== Exercise instructions ==
Only the lines with "brand" in them need to be copied from the listing.

== Data to use ==
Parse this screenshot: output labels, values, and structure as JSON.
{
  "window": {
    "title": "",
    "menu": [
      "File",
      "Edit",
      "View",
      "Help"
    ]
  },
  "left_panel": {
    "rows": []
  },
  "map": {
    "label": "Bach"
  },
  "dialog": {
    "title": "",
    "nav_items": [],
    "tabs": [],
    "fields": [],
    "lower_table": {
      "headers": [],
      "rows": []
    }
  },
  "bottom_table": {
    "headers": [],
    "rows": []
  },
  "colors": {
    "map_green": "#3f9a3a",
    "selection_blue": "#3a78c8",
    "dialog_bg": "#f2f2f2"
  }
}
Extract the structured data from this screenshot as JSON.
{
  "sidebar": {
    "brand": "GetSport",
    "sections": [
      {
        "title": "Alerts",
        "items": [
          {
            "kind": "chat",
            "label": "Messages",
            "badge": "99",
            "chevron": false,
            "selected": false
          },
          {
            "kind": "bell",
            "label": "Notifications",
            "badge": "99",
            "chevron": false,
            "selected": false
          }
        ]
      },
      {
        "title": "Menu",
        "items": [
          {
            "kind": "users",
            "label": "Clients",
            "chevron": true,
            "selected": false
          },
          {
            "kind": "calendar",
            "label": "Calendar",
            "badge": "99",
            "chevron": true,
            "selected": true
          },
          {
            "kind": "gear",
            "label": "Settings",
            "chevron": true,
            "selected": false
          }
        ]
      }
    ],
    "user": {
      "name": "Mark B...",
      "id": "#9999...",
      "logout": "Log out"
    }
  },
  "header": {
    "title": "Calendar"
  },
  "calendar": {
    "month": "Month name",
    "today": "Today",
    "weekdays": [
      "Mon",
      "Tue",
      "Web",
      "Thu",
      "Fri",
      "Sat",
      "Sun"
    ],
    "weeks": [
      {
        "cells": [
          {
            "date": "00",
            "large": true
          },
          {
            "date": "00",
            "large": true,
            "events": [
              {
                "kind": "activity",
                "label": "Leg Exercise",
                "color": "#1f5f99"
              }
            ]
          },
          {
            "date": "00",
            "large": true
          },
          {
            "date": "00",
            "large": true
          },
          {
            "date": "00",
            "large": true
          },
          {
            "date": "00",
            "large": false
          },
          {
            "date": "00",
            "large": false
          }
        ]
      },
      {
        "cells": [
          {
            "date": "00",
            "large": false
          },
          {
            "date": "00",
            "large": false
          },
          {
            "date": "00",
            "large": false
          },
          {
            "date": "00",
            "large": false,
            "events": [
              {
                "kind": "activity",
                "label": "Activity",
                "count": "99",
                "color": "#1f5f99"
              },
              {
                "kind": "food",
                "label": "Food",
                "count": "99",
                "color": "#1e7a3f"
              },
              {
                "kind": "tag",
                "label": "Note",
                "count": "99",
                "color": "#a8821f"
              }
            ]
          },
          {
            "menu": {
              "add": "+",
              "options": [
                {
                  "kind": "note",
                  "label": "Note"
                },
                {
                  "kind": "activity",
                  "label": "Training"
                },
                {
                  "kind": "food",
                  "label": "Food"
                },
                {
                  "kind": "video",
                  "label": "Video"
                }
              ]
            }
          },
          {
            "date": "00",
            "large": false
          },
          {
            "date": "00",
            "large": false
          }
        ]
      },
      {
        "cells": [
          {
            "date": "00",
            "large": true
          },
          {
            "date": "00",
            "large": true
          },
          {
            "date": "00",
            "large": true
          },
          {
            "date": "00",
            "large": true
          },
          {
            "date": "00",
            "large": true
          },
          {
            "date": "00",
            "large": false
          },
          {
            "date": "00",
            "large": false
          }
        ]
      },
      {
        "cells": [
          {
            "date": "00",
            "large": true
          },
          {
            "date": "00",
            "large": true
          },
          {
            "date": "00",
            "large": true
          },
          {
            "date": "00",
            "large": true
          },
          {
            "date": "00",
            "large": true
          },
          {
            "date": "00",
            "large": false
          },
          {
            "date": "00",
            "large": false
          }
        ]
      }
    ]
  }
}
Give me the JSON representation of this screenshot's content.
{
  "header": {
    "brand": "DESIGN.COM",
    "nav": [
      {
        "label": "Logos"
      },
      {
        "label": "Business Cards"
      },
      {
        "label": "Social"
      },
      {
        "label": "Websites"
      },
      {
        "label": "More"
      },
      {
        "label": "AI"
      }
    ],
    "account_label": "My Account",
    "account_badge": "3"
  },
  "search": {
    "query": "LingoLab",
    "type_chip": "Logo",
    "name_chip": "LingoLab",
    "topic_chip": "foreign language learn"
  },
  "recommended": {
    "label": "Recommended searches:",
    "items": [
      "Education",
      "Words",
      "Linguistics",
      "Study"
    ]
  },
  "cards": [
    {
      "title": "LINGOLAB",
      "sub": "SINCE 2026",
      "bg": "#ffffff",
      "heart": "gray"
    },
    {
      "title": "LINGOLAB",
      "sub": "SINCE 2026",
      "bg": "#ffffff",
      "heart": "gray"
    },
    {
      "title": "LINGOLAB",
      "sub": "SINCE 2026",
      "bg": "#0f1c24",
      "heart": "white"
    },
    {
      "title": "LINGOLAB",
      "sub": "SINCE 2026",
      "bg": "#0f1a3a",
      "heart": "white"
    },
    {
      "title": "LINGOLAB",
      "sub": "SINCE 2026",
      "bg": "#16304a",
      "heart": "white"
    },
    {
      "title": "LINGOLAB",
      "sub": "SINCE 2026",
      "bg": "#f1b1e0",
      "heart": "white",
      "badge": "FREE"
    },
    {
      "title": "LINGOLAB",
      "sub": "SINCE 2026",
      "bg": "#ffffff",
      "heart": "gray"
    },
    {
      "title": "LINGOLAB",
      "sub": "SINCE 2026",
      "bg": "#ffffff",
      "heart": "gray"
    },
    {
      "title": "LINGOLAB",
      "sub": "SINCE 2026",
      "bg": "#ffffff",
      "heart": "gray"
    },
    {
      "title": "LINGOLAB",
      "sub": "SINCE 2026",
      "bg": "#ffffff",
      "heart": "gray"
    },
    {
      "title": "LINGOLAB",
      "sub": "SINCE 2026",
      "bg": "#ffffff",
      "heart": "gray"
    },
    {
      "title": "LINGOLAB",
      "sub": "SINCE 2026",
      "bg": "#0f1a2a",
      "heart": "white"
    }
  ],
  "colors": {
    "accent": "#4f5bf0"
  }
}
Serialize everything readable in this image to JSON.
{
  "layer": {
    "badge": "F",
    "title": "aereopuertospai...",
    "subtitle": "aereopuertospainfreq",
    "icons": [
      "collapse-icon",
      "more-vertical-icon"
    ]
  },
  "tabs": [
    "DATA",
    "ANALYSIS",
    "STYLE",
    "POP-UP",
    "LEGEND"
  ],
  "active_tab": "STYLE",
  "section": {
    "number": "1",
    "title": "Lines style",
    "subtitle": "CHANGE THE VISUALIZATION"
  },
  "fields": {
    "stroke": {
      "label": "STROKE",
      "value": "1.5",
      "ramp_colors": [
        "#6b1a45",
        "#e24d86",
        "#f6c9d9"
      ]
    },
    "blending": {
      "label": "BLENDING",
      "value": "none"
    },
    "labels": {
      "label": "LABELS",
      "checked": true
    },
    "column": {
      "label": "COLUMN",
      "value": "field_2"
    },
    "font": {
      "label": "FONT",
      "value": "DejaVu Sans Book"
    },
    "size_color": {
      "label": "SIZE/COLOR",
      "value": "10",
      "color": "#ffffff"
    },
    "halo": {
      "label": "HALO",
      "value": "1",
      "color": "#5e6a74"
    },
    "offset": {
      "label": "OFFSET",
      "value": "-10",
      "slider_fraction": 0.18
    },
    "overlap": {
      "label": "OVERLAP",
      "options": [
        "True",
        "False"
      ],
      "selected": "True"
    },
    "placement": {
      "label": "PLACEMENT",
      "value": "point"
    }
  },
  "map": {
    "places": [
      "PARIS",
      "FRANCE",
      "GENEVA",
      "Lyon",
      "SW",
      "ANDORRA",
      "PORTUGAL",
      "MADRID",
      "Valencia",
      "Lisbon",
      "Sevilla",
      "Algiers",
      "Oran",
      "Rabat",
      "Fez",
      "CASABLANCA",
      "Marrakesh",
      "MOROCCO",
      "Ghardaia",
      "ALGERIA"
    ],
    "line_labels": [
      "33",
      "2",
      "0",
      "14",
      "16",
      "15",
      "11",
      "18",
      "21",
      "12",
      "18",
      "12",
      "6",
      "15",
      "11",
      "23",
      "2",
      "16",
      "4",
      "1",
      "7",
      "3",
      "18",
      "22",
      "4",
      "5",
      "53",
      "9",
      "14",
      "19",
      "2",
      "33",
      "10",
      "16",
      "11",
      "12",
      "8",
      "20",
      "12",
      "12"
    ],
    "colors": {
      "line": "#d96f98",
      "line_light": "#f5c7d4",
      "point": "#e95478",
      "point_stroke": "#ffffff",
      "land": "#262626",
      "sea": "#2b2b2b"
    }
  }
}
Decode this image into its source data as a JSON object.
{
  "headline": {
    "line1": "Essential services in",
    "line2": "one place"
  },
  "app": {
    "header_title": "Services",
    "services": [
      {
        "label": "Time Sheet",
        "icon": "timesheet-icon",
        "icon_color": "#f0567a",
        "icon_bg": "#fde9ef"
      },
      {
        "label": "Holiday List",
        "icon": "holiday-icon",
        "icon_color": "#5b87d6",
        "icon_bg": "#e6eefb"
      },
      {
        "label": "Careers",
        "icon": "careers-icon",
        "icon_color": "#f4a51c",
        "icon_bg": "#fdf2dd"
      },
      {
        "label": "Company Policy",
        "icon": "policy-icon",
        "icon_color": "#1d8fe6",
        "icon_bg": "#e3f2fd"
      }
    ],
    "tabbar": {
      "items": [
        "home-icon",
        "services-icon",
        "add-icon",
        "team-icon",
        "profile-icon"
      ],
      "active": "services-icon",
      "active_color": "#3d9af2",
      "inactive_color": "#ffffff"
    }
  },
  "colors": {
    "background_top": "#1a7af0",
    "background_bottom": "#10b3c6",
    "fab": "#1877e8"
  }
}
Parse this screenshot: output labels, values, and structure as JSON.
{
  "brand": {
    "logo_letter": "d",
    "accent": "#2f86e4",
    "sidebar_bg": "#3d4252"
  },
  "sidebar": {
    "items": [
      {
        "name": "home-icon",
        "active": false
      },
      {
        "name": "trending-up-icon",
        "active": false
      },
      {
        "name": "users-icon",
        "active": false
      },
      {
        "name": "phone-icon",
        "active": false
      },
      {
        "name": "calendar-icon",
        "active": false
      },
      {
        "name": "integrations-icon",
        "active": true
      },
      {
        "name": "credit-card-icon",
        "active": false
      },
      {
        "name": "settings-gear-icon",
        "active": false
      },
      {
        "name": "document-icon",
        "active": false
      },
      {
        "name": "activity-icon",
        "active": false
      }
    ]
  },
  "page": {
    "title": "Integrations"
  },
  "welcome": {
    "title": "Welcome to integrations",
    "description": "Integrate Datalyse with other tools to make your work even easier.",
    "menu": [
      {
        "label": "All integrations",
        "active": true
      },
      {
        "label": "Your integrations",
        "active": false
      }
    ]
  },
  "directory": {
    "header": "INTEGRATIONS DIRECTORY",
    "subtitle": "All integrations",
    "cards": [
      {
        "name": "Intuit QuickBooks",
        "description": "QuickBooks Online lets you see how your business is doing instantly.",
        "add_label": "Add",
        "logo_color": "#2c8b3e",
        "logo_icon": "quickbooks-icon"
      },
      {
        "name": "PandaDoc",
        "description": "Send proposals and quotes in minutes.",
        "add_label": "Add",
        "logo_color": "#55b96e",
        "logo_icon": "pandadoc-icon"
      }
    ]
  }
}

== Task result ==
    "brand": "GetSport",
    "brand": "DESIGN.COM",
  "brand": {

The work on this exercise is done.